With practically millions of skincare products on the market, it's easy to get confused about what our complexions actually need and want versus what the industry is trying to make us think we need and want. Trust us, we've seen our fair share of gimmicks and ridiculous product ideas during our time as beauty editors.)
Of course, you're perfectly welcome to use and try whatever you darn well please, and whatever you feel works for your skin (we all have different goals, after all), but considering the influx of popular product types, ingredients, tools, and devices in the recent years, I decided to reach out to two celebrity estheticians, Renée Rouleau and Kerry Benjamin, who also happen to be badass founders of their own amazing skincare lines. The question I posed to them: What types of skincare products, treatments, or trends do you simply feel aren't really worth it? Curious to find out their answers and what they recommend you do instead? Keep scrolling!
Both Rouleau and Benjamin agree that while jade rollers are pretty to look at and might feel nice on your skin, they aren't really doing all that much for your skin. Sure, they might help boost sluggish circulation a tad, but according to Rouleau, if you truly want to get the lymphatic drainage perks jade rollers tout, you'll need to book an appointment with a trained esthetician who specializes in that technique. However, if you like your jade roller, it definitely won't cause you any harm and feel free to continue to use it—to each their own!
"Unfortunately, most people just don't know how to properly perform this," she explains. "As an esthetician, I have taken a special course in lymphatic drainage and the technique is quite extensive. If your concern is skin puffiness, the easiest thing to do is to focus on prevention by avoiding eating salty foods at night and sleeping with your head on two pillows to encourage drainage."

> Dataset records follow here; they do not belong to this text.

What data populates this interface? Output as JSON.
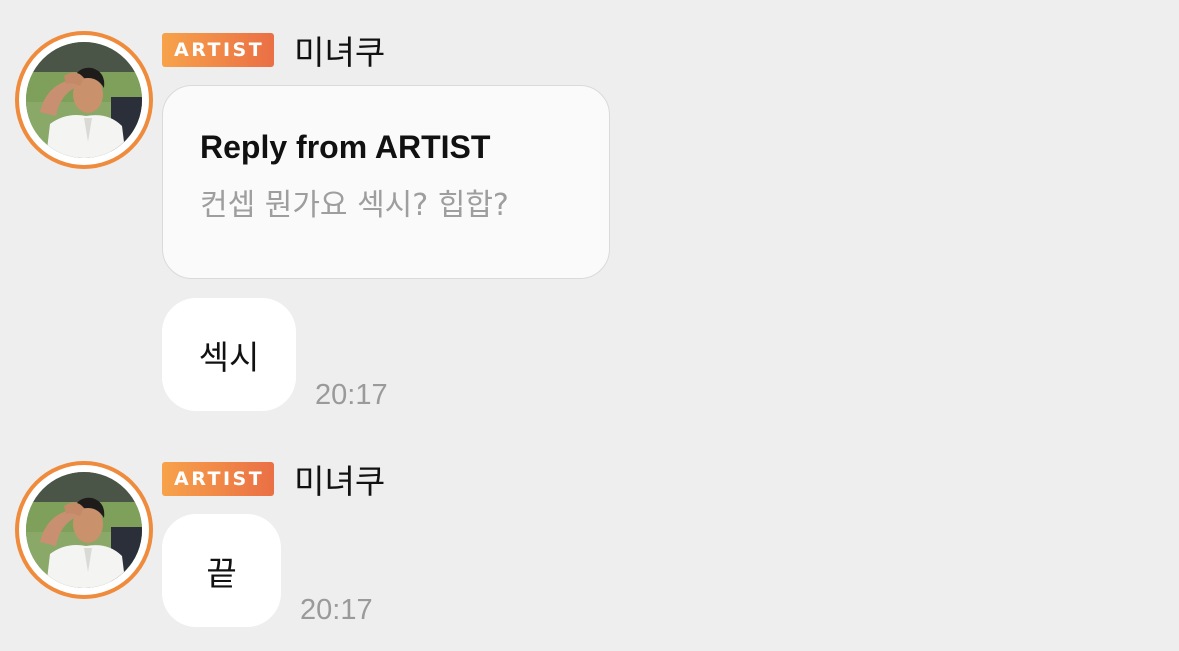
{
  "messages": [
    {
      "badge": "ARTIST",
      "sender": "미녀쿠",
      "reply": {
        "title": "Reply from ARTIST",
        "quote": "컨셉 뭔가요 섹시? 힙합?"
      },
      "text": "섹시",
      "time": "20:17"
    },
    {
      "badge": "ARTIST",
      "sender": "미녀쿠",
      "text": "끝",
      "time": "20:17"
    }
  ],
  "colors": {
    "background": "#eeeeee",
    "badge_gradient_start": "#f7a24a",
    "badge_gradient_end": "#ea6f45",
    "avatar_ring": "#ef8b3c",
    "bubble": "#ffffff",
    "reply_card": "#fafafa",
    "muted_text": "#9e9e9e"
  },
  "icons": {
    "avatar": "artist-profile-photo"
  }
}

As Benjamin explains to us, if you keep your jade roller in the freezer, they can have a cooling effect, but they won’t be as effective as an ice roller (which gets colder and remains that way) to calm inflammation and reduce puff.

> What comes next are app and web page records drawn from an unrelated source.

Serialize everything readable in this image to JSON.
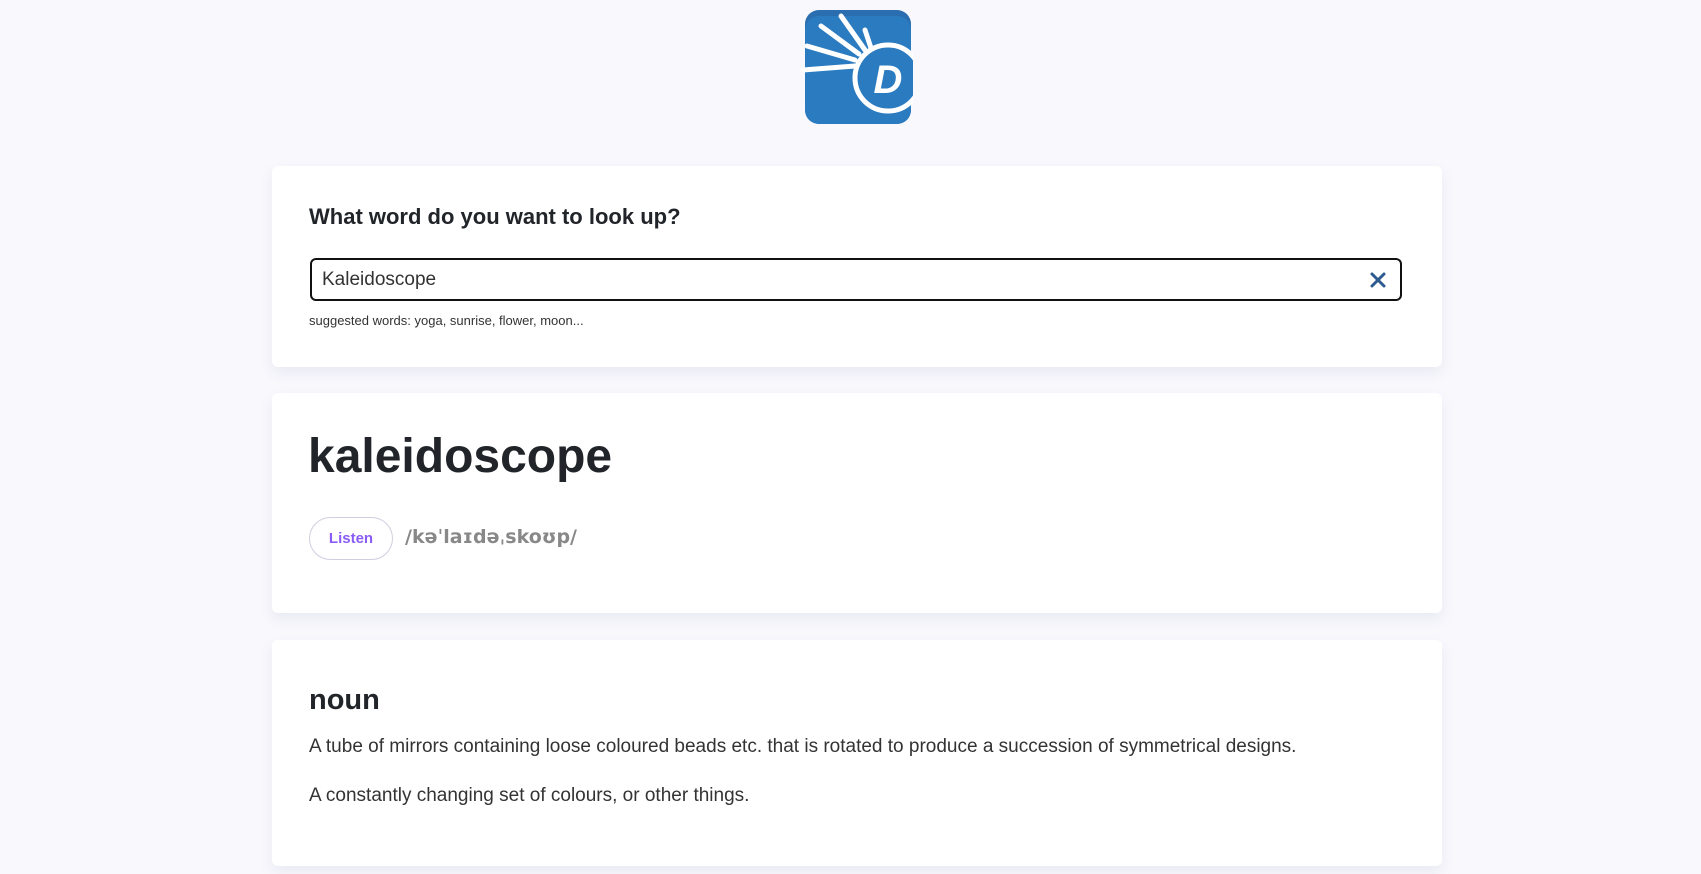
{
  "logo": {
    "letter": "D",
    "color": "#2b7bc0"
  },
  "search": {
    "heading": "What word do you want to look up?",
    "value": "Kaleidoscope",
    "clear_icon": "close-icon",
    "suggestions": "suggested words: yoga, sunrise, flower, moon..."
  },
  "word": {
    "title": "kaleidoscope",
    "listen_label": "Listen",
    "phonetic": "/kəˈlaɪdəˌskoʊp/",
    "accent_color": "#8a5cf5"
  },
  "meanings": [
    {
      "part_of_speech": "noun",
      "definitions": [
        "A tube of mirrors containing loose coloured beads etc. that is rotated to produce a succession of symmetrical designs.",
        "A constantly changing set of colours, or other things."
      ]
    }
  ]
}
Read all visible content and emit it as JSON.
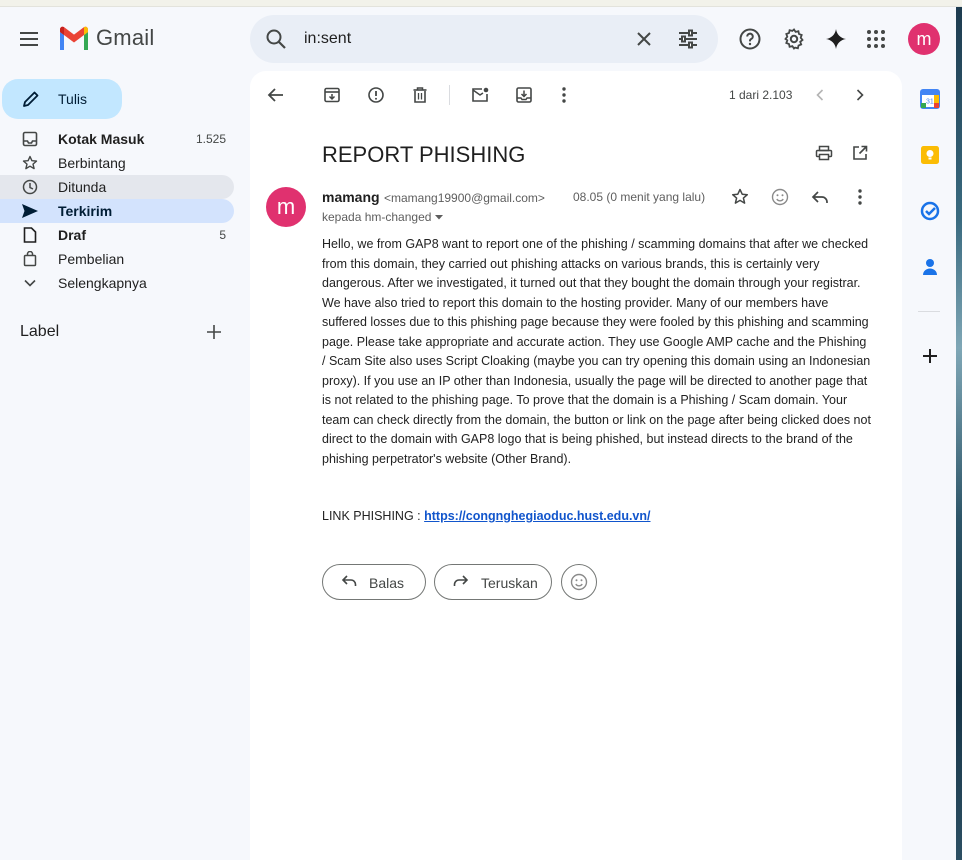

Toners are pretty controversial within the world of skincare; some facialists swear by them and some, like Benjamin, say they aren't worth your hard-earned money. Again, if you're using a toner and feel like it's helping your skin, please carry on, but compared to other more effective products, think of toner as an optional add-on. (For the record, when I am on the toner train, I'm obsessed with Rouleau's soothing formula, above.)
"If you use a pH balanced cleanser, a toner is an unnecessary step," explains Benjamin. "Instead, I recommend saving your money and investing in active ingredients that actually affect change in the skin."
Eek, again, some people absolutely swear by their Dermaflash device, but according to Benjamin, you might get better results using something with fewer frills or just booting an appointment for microdermabrasion with an expert esthetician or dermatologist.
"A professional dermaplaning treatment uses a #10 blade scalpel, which provides the closest exfoliation possible," Benjamin tells us. "There is absolutely no need for vibration in either professional or at-home procedure, and this easy-to-use at-home tooldoesn’t require charging, and it has a sharper blade designed to mimic professional treatment."
"These are mostly water and glycerin," Benjamin clarifies. "They may feel nice to relax and can help with sealing in ingredients, but they really don’t do much more beyond that." (However, if you love your sheet mask ritual and don't have plans to jump ship, we recommend investing in these makeup artist-approved ones from 111Skin that are soaked with high-quality brightening and healing agents.)
Try: Leave-On Hydrating Masks and Self-Neutralizing Peels
If it's hydration that you seek, Benjamin says a leave-on hydration-packed mask (like the above from Versed!) topped with a heavier occlusive moisturizer with shea butter (like the iconic formula below) will be much more effective for an immediately plumped and dewy complexion.
Dear readers, please reserve your stash of baking soda for your pantry and your pantry alone. According to Benjamin, it has absolutely no business on top of your vanity as a DIY skin antidote.
"This ingredient is so commonly recommended as a DIY solution and an inexpensive alternative to facial scrubs, but it's actually one of the biggest skincare mistakes I see. Baking soda has a very high pH level of 8.5, which is highly alkaline, but the natural pH of skin (4.5 to 5.5) leans more on the acidic side to fight harmful bacteria in the environment. But when we cleanse skin with an alkaline product, it changes the skin’s pH, making it a breeding ground for bacteria. High pH levels can also lead to moisture loss, irritation, and skin aging."
To keep your skin health 10/10, leave behind the baking soda and use this effective one-two punch complexion TLC instead: a pH-balanced cleanser and a gentle exfoliating scrub or peel. A peel, Benjamin explains, is going to reap results far more superior than aggressive banking soda but still has natural acids and will be much more beneficial to the skin. Just go easy and only use your formula once or twice a week or as needed. (Personally, I'm obsessed with Dr. Dennis Gross's best-selling two-step system.)